October 10, 2019 | kasarak
In 1988 the average gallon of milk cost $1.89, a dozen eggs was .65 cents, and pork chops were .40 a pound. And while eggs and milk are staples, what about exciting new food items...such as very sugary drinks!
Below is a list of foods introduced in 1988:
McChicken by McDonald's
While the McChicken was originally introduced in 1980, its sales were disappointing. However fresh on the heels of the success of the McNuggets, the McChicken was re-introduced years later and found its tasty, breaded way into the hearts of consumers.
Lunchables by Oscar Meyer
Originally designed as a way for Oscar Meyer to sell more bologna and other lunch meat, the handily packaged Lunchable was introduced to Seattle markets in 1988. However, as a shift in attention changed concerning childhood obesity, the Lunchable quickly came under fire. Geoffrey Bible, former C.E.O. of Philip Morris (prior owner of Kraft Foods), remarked that he read an article that said: "If you take Lunchables apart, the most healthy item in it is the napkin."
Powerade by The Coca-Cola Company
In 1988 Powerade became the official drink of the Olympics.
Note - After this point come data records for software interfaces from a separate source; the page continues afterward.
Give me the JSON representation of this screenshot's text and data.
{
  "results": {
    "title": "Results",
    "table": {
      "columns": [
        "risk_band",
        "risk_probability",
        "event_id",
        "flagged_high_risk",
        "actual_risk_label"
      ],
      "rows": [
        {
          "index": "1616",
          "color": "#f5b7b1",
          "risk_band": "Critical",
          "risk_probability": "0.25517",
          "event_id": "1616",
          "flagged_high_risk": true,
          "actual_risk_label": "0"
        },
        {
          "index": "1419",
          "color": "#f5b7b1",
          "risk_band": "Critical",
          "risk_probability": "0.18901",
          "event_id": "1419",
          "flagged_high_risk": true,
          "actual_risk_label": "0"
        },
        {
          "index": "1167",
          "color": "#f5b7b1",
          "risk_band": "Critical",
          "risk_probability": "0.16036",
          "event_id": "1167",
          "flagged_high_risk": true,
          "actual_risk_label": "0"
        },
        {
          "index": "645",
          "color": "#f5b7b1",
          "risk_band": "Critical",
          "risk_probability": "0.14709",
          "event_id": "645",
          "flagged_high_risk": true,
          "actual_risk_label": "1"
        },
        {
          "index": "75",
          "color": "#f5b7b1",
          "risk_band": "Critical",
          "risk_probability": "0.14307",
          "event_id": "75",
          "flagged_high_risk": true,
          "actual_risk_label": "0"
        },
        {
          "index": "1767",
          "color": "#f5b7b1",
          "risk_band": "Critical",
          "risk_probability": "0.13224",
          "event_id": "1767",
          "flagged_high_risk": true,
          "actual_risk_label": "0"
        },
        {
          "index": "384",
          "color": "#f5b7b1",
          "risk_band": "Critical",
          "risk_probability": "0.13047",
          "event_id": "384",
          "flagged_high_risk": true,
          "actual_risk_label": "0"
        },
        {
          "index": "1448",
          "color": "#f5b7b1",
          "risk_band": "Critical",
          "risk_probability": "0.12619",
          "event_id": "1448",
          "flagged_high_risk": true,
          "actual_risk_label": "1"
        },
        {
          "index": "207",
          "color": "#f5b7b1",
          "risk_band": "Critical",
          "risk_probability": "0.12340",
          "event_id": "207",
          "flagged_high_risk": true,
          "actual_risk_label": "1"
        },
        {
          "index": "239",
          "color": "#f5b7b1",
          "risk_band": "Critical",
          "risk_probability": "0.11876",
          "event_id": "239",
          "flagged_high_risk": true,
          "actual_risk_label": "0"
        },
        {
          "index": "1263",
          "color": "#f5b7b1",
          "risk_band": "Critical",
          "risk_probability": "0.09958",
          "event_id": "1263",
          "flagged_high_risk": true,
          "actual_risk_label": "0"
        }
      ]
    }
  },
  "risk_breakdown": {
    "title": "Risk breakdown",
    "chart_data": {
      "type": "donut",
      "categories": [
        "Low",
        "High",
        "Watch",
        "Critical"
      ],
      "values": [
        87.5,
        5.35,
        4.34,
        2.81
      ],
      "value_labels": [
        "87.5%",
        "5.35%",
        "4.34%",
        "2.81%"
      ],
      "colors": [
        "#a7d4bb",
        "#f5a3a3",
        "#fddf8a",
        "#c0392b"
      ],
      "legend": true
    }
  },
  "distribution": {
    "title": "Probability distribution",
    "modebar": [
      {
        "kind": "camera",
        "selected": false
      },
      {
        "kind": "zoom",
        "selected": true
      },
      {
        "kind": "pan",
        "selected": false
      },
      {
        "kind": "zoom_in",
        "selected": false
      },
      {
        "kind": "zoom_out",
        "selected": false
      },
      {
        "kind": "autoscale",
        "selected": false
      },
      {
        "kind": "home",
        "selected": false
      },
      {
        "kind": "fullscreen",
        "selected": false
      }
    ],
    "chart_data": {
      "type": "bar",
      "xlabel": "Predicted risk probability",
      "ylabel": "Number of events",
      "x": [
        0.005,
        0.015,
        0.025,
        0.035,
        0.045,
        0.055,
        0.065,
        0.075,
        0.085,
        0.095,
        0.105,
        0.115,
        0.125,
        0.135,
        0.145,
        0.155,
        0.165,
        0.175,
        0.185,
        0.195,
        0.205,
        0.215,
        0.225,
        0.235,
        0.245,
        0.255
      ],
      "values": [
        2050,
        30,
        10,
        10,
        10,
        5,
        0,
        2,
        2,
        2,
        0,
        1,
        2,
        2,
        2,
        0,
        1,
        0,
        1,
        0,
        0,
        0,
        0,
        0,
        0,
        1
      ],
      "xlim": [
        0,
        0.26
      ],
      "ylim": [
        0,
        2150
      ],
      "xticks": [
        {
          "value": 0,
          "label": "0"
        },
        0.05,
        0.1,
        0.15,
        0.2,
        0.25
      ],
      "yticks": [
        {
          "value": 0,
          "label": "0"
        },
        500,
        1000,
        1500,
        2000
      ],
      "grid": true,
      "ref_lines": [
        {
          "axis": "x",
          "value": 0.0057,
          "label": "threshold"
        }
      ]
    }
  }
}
Powerade's main competition is Gatorade, which is manufactured by PepsiCo. Sadly, recent numbers show that Gatorade controls three-quarters of the market.
Teddy Grahams by Nabisco
These delightful, bear shaped grahams (complete with belly button) were also introduced 1988. When first introduced, Teddy Grahams were available in honey, cinnamon, fruit punch, and chocolate flavors. Teddy Grahams sold more than $150 million worth in its first year. Take that, Oreo.
Diet Mountain Dew by PepsiCo
First introduced in 1986 as "Sugar-Free Mountain Dew," PepsiCo changed its name to Diet Mountain Dew and re-released it in 1988. Mountain Dew Code Red and Amped Energy Drink followed later.
Pepsi Wild Cherry by PepsiCo
1988 was clearly a banner year for healthy drinks produced by PepsiCo. Its name, logo, and taste have been slightly modified over the years, but Pepsi Wild Cherry is considered a regular, permanent product.